Optimizing Real-Time ECG Data Transmission in Constrained Environments
ECG real-time transmission , Lossless compression , ECG in constrained environments , Power consumption optimization , Adaptive ECG leads selection
ECG monitoring systems have a significant role in detecting cardiovascular diseases and reducing the rate of sudden cardiac deaths through early warnings for heart attacks. One of the critical factors in supporting real-time ECG tracking is to guarantee monitoring system availability. This thesis focuses on battery life extension for a 12 Lead ECG patch utilizing compression and classification approaches.
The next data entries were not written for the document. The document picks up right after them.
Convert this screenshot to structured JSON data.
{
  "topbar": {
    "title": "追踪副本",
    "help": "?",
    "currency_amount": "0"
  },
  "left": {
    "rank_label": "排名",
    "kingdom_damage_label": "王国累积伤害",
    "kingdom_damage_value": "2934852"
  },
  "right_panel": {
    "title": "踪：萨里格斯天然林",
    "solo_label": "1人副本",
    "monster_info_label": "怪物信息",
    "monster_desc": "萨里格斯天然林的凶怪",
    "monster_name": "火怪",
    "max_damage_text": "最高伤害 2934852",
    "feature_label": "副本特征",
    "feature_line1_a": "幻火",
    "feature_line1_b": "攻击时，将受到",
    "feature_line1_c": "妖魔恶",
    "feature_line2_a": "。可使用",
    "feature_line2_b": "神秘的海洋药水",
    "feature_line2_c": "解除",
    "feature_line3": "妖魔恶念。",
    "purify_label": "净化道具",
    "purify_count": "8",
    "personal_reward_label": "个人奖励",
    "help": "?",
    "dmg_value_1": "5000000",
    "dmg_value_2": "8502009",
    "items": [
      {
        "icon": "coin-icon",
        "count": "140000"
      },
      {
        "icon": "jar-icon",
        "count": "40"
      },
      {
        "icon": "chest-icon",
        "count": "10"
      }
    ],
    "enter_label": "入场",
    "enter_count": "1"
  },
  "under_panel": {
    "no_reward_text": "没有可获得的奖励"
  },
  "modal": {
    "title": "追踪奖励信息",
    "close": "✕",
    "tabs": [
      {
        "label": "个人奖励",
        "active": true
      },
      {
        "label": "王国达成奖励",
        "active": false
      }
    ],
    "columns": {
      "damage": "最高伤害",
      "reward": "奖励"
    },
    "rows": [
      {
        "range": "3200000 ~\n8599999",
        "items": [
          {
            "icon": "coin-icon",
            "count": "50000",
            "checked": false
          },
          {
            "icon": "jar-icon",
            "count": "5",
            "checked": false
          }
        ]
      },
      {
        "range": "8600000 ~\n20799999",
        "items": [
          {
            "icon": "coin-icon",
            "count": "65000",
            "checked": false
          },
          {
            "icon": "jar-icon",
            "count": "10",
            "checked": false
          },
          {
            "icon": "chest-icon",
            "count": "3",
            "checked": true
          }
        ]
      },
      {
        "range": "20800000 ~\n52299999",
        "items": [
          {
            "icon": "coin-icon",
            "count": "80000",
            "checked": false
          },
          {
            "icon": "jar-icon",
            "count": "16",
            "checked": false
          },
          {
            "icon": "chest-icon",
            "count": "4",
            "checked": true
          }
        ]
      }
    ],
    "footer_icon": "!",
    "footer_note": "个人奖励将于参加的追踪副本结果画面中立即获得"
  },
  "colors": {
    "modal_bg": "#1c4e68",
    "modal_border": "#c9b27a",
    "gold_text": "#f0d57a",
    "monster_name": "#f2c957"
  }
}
In the compression approach, the ECG patch operational hours are extended by reducing the data size of captured ECG signals to minimize the Bluetooth Low Energy communication airtime and the overall transmission power. Huffman, delta, and base-delta lossless compression techniques are implemented on a Texas Instruments CC2650 Micro-controller Unit using different sampling rates, normal, and abnormal cardiac conditions. The algorithms are evaluated in terms of compression ratio, execution time, and power consumption of the ECG patch. The computer-aided interpretation of ECG signals has become a pivotal tool for physicians in the clinical assessment of cardiovascular diseases during the last decade. Therefore, computerized diagnosis systems depend heavily on machine learning and deep learning models to guarantee high classification accuracy. With the classification approach, we target effective power consumption by controlling the ECG patch mode of operation to reduce the need for a full-fidelity ECG signal. We use a binary classifier to inform the decision to switch between different operational strategies. In addition, we provide a new approach to support energy-efficient ECG monitoring in real-time through the adaptive selection of ECG leads after applying multi-class classification to the raw ECG signals. We deploy CNN model scenarios on MIT-BIH and CODE-test datasets and adjust the number of ECG streamed channels to 1,4, and 8, based on the detected cardiac abnormalities, such as arrhythmias and heart blocks. Our findings show that the base-delta encoding technique outperforms other compression techniques and achieves 70\% data compression on normal ECG data, and up to 50\% on abnormal ECG data with 24 ms. The adaptive selection of ECG channels with CNN models on 1 and 12 leads achieves 77.7\% power saving in the normal cardiac condition and up to 55.5\% for the heart blocks, sinus bradycardia, and sinus tachycardia.